Anwar said Najib had gone through the process of law and has the right to appeal for a royal pardon. He said the king has the final say.
“It’s beyond the prime minister or the government. I respect the decision of the then-king. … Of course it is very political, some support, some don’t but they cannot ignore the fact that you must respect the rights of everyone convicted to appeal to the Pardons Board,” Anwar said in an interview with Al-Jazeera.
Najib still has other linked trials which will continue, he added.
Najib, 70, was imprisoned in August 2022 after losing his final appeal in his first of several corruption trials linked to the multibillion-dollar looting of a state fund, 1 Malaysia Development Berhad, or 1MDB. He became Malaysia’s first former leader to be imprisoned after the shocking defeat of his long ruling coalition in a 2018 general election due to the 1MDB scandal.
1MDB was a development fund that Najib set up shortly after taking power in 2009. Investigators allege at least $4.5 billion was stolen from the fund and laundered by Najib’s associates through layers of bank accounts in the U.S. and other countries and financed Hollywood films and extravagant purchases that included hotels, a luxury yacht, art and jewelry. More than $700 million landed in Najib’s bank accounts.
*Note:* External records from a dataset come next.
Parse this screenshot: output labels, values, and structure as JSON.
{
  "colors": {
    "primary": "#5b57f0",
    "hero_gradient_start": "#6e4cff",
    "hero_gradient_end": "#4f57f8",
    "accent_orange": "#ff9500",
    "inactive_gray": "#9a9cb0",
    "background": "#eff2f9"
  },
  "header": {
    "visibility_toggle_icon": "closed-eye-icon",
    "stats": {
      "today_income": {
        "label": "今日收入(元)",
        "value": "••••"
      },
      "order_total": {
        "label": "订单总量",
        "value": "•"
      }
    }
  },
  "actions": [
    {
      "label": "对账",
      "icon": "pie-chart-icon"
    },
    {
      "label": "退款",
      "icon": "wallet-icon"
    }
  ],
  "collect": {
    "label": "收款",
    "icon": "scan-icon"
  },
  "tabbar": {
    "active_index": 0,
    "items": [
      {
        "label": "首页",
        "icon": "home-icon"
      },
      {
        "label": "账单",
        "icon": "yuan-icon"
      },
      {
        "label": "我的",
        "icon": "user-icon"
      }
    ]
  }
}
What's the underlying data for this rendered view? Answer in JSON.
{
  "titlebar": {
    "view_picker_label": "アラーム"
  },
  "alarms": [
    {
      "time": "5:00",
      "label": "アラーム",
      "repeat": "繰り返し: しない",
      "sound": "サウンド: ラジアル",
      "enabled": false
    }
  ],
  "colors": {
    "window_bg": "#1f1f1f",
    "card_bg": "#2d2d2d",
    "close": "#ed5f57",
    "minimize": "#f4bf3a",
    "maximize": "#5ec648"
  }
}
Najib was found guilty in 2020 of seven charges of corruption for illegally receiving $9.4 million from SRC International, a former unit of 1MDB. He still faces several other graft trials linked to 1MDB. His wife, Rosmah Mansor, was also sentenced in 2022 to 10 years in prison and a record fine of 970 million ringgit for corruption involving a solar energy project and is out on bail pending an appeal.
Najib has maintained his innocence, alleging he was duped by Malaysian financer Low Taek Jho, thought to be the mastermind of the scandal, who remains at large.
Many Malaysians on Friday demanded to know the justification of the pardons board’s move for such a high-profile graft case in which the government had to spend billions of dollars to service 1MDB’s debts.
“The message to the world … is depressingly and bleakly clear: there are 2 tracks for criminals in Malaysia — 1 for all of us ordinary rakyat (citizens), 1 for the political elite. Very sad day for this country,” lawyer and politician Lim Wei Jiet wrote on social media.
Some analysts said pushback is likely to be contained. Anyone who insults the king can be charged for sedition.
“Anwar’s reputation as a reformer would take a beating. There will be some outrage but the fallout will be limited. The Malay community is quite feudalistic and once they are told it’s the king’s prerogative, they will back off,” said James Chin, professor of Asian studies at Australia’s University of Tasmania.
Najib’s daughter, Nooryana Najwa Najib, posted on Instagram that the family appreciated the board’s gesture but were disappointed that Najib wasn’t given a full pardon and released immediately.